kaletra covid 19 buy online It was early and I was tired. Running late for a flight I really couldn’t miss.
Barry, my Uber driver, was running late too.
My two suitcases and briefcase were sitting on my front porch and the sun was just beginning its journey to the sky as Barry pulled into my driveway.
Out from the car comes an elderly man complete with a pressed button down shirt firmly tucked into his kakis secured by a brown leather belt and New Balance sneakers.
go “Great. I’m definitely going to miss my flight now.”
Sensing my urgency as I put my bags in his trunk and hopped in the front seat, Barry said, “I’m sensing time isn’t our friend right now, am I right?” I said yes. “Well let’s get going then, shall we?”
As conversation flowed and my occasional “back seat driver” directions slipped out, I learned a lot about this man.
He was a Tennessee native and lives in the same house his daddy bought his 50 years ago. He was a solider in the Vietnam War. He was a retired VP of finance for a chain of hospitals and spent the majority of his life in the health car industry.
I shared with him I was from a small town in central Illinois and explained my job in email marketing. I was impressed he knew and understood what a blogger was and didn’t blink twice when I told him I want to be a full time blogger one day. Appreciating this silent vote of confidence from a man I just met, he said, “You have to have something to say. Something real to say. Something people want and need to hear. That’s how you become successful.”
He’s right. This simple statement caused me to reflect on what do I have to say? What impact does my voice make?
Then the conversation turned to a place where conversations are typically advised not to go.
Politics and the state of our world.
We talked about the dissemination of the Republic party. We talked about the core value shift of our country and how technology has changed the way we communicate. And of course, the millennial generation.
“How do you feel about the changes my generation is making in the world?” I asked.
“It’s not about how I kaletra covid 19 dosing feel about it. It’s not even about how you ritonavir tablets feel about it. The world cares too much about http://obipharma.com/?kaletra=kaletra-purchase feelings. It’s about accepting that this is the world we live in. Things are changing. They always have.

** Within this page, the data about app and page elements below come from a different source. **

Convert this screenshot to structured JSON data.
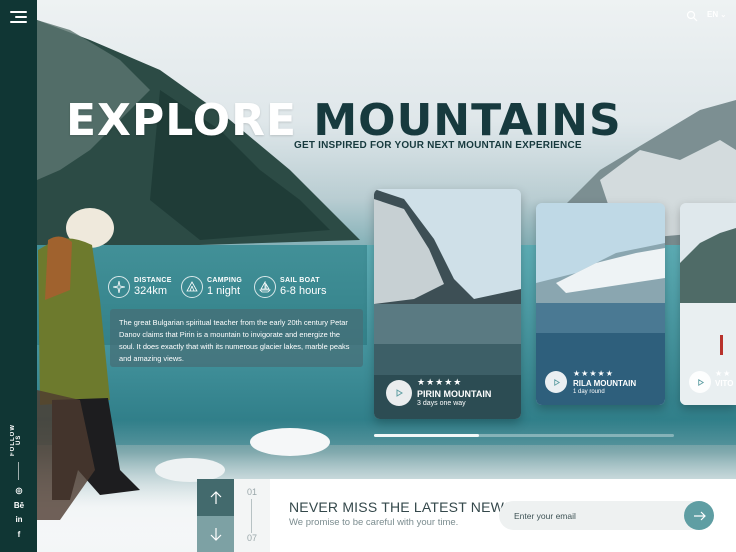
{
  "header": {
    "language": "EN",
    "menu_icon": "hamburger-icon",
    "search_icon": "search-icon"
  },
  "hero": {
    "title_word1": "EXPLORE",
    "title_word2": "MOUNTAINS",
    "subtitle": "GET INSPIRED FOR YOUR NEXT MOUNTAIN EXPERIENCE"
  },
  "stats": [
    {
      "label": "DISTANCE",
      "value": "324km",
      "icon": "compass-icon"
    },
    {
      "label": "CAMPING",
      "value": "1 night",
      "icon": "tent-icon"
    },
    {
      "label": "SAIL BOAT",
      "value": "6-8 hours",
      "icon": "sailboat-icon"
    }
  ],
  "description": "The great Bulgarian spiritual teacher from the early 20th century Petar Danov claims that Pirin is a mountain to invigorate and energize the soul. It does exactly that with its numerous glacier lakes, marble peaks and amazing views.",
  "cards": [
    {
      "name": "PIRIN MOUNTAIN",
      "duration": "3 days one way",
      "rating": 5
    },
    {
      "name": "RILA MOUNTAIN",
      "duration": "1 day round",
      "rating": 5
    },
    {
      "name": "VITO",
      "duration": "",
      "rating": 5
    }
  ],
  "carousel": {
    "progress": 0.35
  },
  "sidebar": {
    "follow_label": "FOLLOW US",
    "social": [
      {
        "icon": "dribbble-icon",
        "text": "◎"
      },
      {
        "icon": "behance-icon",
        "text": "Bē"
      },
      {
        "icon": "linkedin-icon",
        "text": "in"
      },
      {
        "icon": "facebook-icon",
        "text": "f"
      }
    ]
  },
  "pager": {
    "current": "01",
    "total": "07"
  },
  "newsletter": {
    "title": "NEVER MISS THE LATEST NEWS",
    "subtitle": "We promise to be careful with your time.",
    "placeholder": "Enter your email",
    "submit_icon": "arrow-right-icon"
  },
  "colors": {
    "sidebar": "#103634",
    "accent": "#5f9ea3",
    "title_dark": "#173a3e"
  }
}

But finally, after centuries of time, we are all becoming one people.”
I was really taken aback by that. One people? But we are all at war with each other? We worry about being politically correct and fair. We care about rights and respect more than ever. We go to war over bathroom signs. How are we one people?

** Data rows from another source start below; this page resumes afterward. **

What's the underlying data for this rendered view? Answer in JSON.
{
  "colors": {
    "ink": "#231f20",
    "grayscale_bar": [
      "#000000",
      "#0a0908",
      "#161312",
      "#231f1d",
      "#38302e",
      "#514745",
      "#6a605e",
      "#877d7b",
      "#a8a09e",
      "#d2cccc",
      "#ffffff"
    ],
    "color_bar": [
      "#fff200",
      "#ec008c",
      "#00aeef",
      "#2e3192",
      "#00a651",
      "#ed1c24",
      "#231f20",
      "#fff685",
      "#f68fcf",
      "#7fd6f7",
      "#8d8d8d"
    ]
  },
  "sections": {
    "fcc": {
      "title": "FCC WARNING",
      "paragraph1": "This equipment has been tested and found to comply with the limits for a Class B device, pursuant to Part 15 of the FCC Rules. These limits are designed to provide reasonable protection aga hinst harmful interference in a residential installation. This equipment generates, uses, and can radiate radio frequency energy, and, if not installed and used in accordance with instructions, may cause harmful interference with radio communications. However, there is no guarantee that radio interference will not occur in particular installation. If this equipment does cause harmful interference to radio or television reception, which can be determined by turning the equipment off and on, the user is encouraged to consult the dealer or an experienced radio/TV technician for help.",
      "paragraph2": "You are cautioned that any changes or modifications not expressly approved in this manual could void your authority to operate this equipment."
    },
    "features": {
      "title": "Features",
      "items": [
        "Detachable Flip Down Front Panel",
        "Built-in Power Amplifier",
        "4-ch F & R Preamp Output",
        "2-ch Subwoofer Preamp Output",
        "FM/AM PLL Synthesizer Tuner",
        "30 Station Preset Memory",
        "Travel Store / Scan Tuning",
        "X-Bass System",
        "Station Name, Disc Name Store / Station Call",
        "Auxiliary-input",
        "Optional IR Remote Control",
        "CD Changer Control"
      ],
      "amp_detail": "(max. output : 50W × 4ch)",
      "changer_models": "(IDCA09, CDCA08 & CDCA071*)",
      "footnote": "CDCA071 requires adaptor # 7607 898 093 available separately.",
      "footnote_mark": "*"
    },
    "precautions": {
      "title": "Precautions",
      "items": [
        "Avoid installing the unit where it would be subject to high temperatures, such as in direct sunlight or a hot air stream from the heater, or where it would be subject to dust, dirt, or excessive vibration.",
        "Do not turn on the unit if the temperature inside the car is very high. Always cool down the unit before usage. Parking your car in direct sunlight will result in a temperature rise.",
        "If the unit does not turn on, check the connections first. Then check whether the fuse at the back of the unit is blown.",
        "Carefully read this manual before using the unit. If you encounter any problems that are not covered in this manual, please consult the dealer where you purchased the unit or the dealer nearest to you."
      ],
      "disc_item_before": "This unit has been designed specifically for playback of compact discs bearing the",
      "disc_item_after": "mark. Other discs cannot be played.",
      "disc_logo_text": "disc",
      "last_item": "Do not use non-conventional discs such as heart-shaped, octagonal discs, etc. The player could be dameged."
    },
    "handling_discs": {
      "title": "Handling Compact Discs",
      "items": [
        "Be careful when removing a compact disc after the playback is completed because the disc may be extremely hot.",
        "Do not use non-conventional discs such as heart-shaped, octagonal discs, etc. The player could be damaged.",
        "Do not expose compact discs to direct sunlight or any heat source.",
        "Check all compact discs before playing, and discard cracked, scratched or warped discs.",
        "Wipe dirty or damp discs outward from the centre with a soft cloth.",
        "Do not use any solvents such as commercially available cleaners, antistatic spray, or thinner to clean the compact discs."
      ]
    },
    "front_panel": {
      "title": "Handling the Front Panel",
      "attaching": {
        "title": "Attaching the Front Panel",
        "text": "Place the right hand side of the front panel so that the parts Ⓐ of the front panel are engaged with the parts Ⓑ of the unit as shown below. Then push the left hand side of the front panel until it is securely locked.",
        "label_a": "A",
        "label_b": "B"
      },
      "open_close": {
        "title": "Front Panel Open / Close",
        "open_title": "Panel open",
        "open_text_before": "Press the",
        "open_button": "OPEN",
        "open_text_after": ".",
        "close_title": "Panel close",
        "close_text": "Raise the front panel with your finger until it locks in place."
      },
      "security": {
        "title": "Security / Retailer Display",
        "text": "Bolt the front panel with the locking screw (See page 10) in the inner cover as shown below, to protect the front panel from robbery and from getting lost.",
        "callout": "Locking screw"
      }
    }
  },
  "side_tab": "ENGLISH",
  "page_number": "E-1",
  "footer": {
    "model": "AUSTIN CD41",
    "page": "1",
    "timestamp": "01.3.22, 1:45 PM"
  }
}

He continued, “We are finally beginning to http://alexisteichmiller.com/?kaletra=lopinavir-kaufen see each other. Different races, different religions, different beliefs, different cultures. It’s taken time and it will take more. But the internationalization of the world has deeply impacted the way we think, behave, and make decisions.”
I agreed. I agreed without even realizing I agreed.
Barry then said this, “The fact that you are a twenty-something female that can hop on a flight and be across the country in a few hours has changed the world, and you’ll soon probably be lending money to your kids for the very same thing. in the future The ability to travel has changed the world. Every time you visit a new place or experience a new culture, it changes you. Let it. The more you see and understand the world, the more we begin to accept each other.”
Our banter continued as we discussed the changes in health care and American culture as a whole, going back and forth with our thoughts and opinions. Pulling up to the departure terminal, he pulled to the side and got out to pop the trunk. As I grabbed my bags, he stopped and turned towards me.
Out stretched his hand for me to shake. “Thank you for talking with me. I know it probably wasn’t like your normal Uber rides. But I’m glad we met.”
“Me too, Barry. Thank you for sharing your thoughts with me.”
He smiles and walked towards the car, waving goodbye. I waved and walked inside.
Walking through the airport, Barry’s words sunk in. He was right.
Travel has changed the world. It effects you. It chips away at your prejudices and harsh opinions towards others. Especially international travel. Experiencing new cultures and how people live their daily lives really can change you.
And over time, you realize that we are all the same. We all struggle. We all fight wars. Wars between nations and wars within ourselves. We all love. We all have dreams.
The world is changing. And I’m proud to be apart of a generation that is disrupting the workplace and changing laws.
With these changes though, comes negativity. We can choose to join in, or we can choose to be the light. Be the light this world needs. The more of this world I see, the more I choose to be a light.
And the more I feel at peace with the work God is doing in my life and the world around me.